▸ **Problem requirements**
Copy the data that follows exactly, and include none of its images.

### Records for this task

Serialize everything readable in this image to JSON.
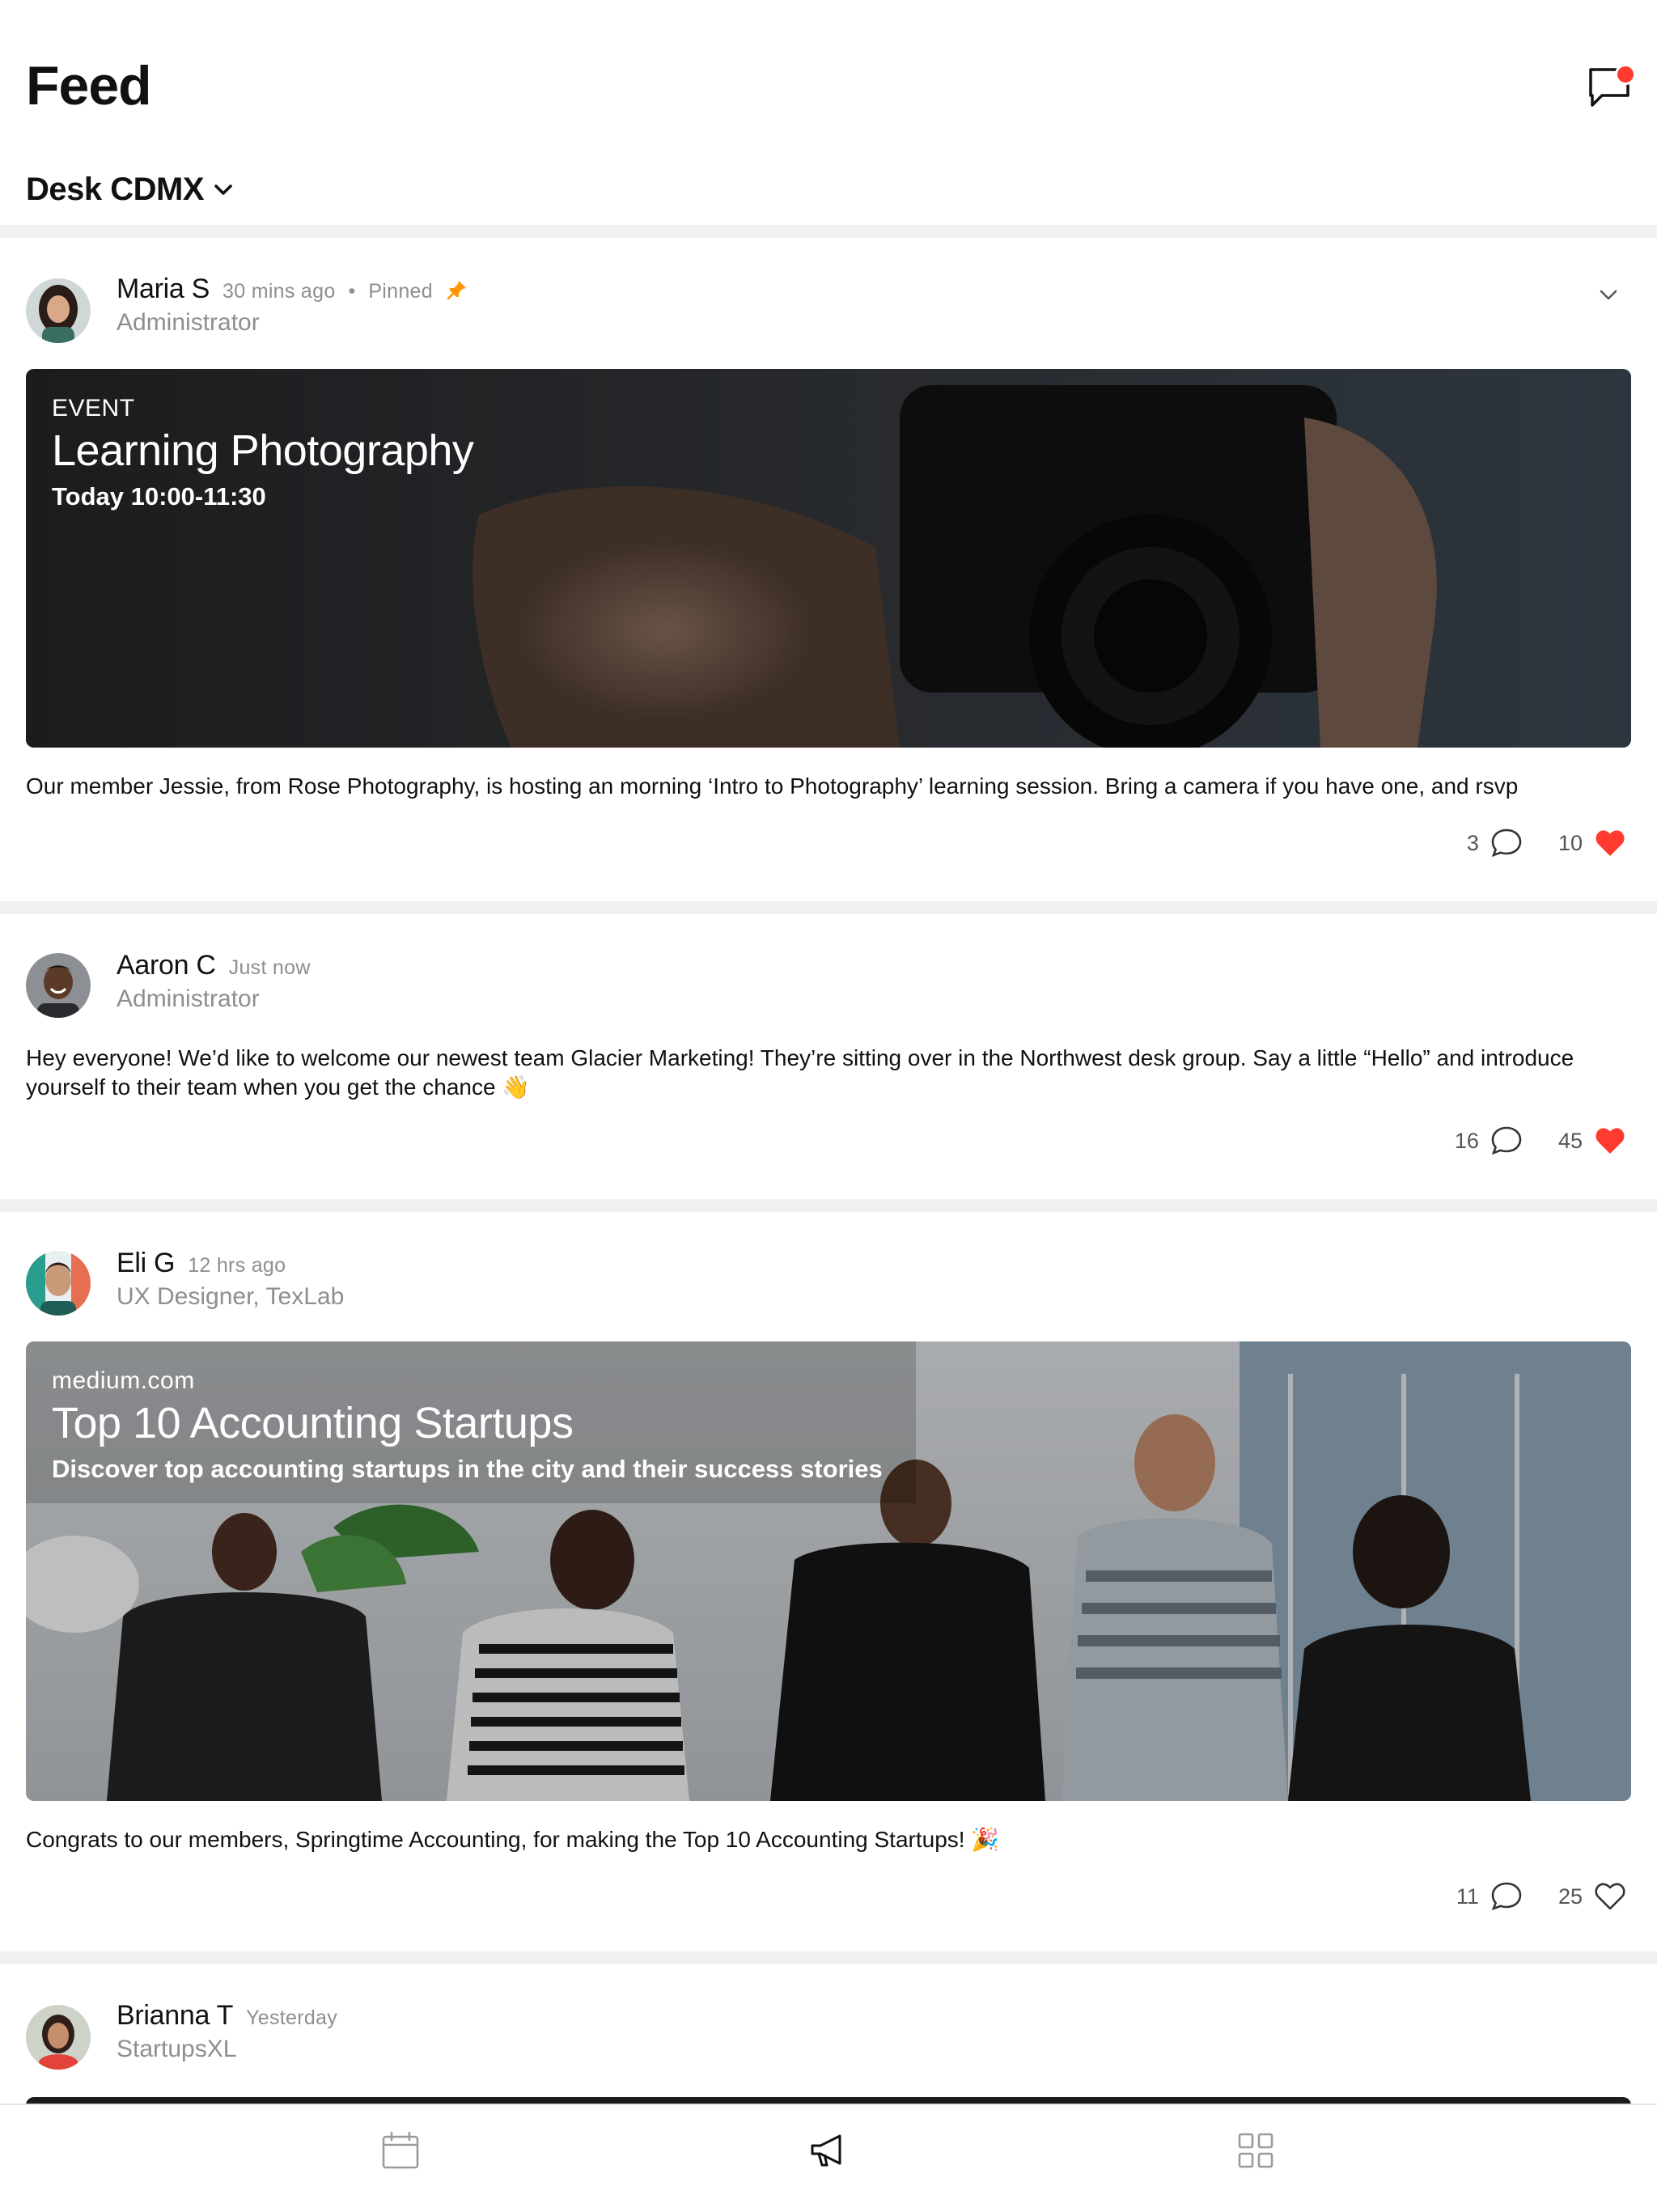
{
  "header": {
    "title": "Feed",
    "location": "Desk CDMX",
    "messages_icon": "chat-bubble-icon",
    "has_unread": true
  },
  "posts": [
    {
      "author": "Maria S",
      "time": "30 mins ago",
      "pinned_separator": "•",
      "pinned_label": "Pinned",
      "role": "Administrator",
      "media": {
        "kicker": "EVENT",
        "title": "Learning Photography",
        "subtitle": "Today 10:00-11:30"
      },
      "body": "Our member Jessie, from Rose Photography, is hosting an morning ‘Intro to Photography’ learning session. Bring a camera if you have one, and rsvp",
      "comments": "3",
      "likes": "10",
      "liked": true
    },
    {
      "author": "Aaron C",
      "time": "Just now",
      "role": "Administrator",
      "body": "Hey everyone! We’d like to welcome our newest team Glacier Marketing! They’re sitting over in the Northwest desk group. Say a little “Hello” and introduce yourself to their team when you get the chance 👋",
      "comments": "16",
      "likes": "45",
      "liked": true
    },
    {
      "author": "Eli G",
      "time": "12 hrs ago",
      "role": "UX Designer, TexLab",
      "media": {
        "kicker": "medium.com",
        "title": "Top 10 Accounting Startups",
        "subtitle": "Discover top accounting startups in the city and their success stories"
      },
      "body": "Congrats to our members, Springtime Accounting, for making the Top 10 Accounting Startups! 🎉",
      "comments": "11",
      "likes": "25",
      "liked": false
    },
    {
      "author": "Brianna T",
      "time": "Yesterday",
      "role": "StartupsXL"
    }
  ],
  "tabbar": {
    "items": [
      "calendar-icon",
      "megaphone-icon",
      "grid-icon"
    ],
    "active": "megaphone-icon"
  },
  "colors": {
    "accent_red": "#ff3b30",
    "pin_orange": "#ff9500",
    "muted_text": "#8e8e93",
    "divider": "#f1f1f2"
  }
}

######

▸ **Answer section**
Serialize everything readable in this image to JSON.
{
  "header": {
    "title": "Feed",
    "location": "Desk CDMX",
    "messages_icon": "chat-bubble-icon",
    "has_unread": true
  },
  "posts": [
    {
      "author": "Maria S",
      "time": "30 mins ago",
      "pinned_separator": "•",
      "pinned_label": "Pinned",
      "role": "Administrator",
      "media": {
        "kicker": "EVENT",
        "title": "Learning Photography",
        "subtitle": "Today 10:00-11:30"
      },
      "body": "Our member Jessie, from Rose Photography, is hosting an morning ‘Intro to Photography’ learning session. Bring a camera if you have one, and rsvp",
      "comments": "3",
      "likes": "10",
      "liked": true
    },
    {
      "author": "Aaron C",
      "time": "Just now",
      "role": "Administrator",
      "body": "Hey everyone! We’d like to welcome our newest team Glacier Marketing! They’re sitting over in the Northwest desk group. Say a little “Hello” and introduce yourself to their team when you get the chance 👋",
      "comments": "16",
      "likes": "45",
      "liked": true
    },
    {
      "author": "Eli G",
      "time": "12 hrs ago",
      "role": "UX Designer, TexLab",
      "media": {
        "kicker": "medium.com",
        "title": "Top 10 Accounting Startups",
        "subtitle": "Discover top accounting startups in the city and their success stories"
      },
      "body": "Congrats to our members, Springtime Accounting, for making the Top 10 Accounting Startups! 🎉",
      "comments": "11",
      "likes": "25",
      "liked": false
    },
    {
      "author": "Brianna T",
      "time": "Yesterday",
      "role": "StartupsXL"
    }
  ],
  "tabbar": {
    "items": [
      "calendar-icon",
      "megaphone-icon",
      "grid-icon"
    ],
    "active": "megaphone-icon"
  },
  "colors": {
    "accent_red": "#ff3b30",
    "pin_orange": "#ff9500",
    "muted_text": "#8e8e93",
    "divider": "#f1f1f2"
  }
}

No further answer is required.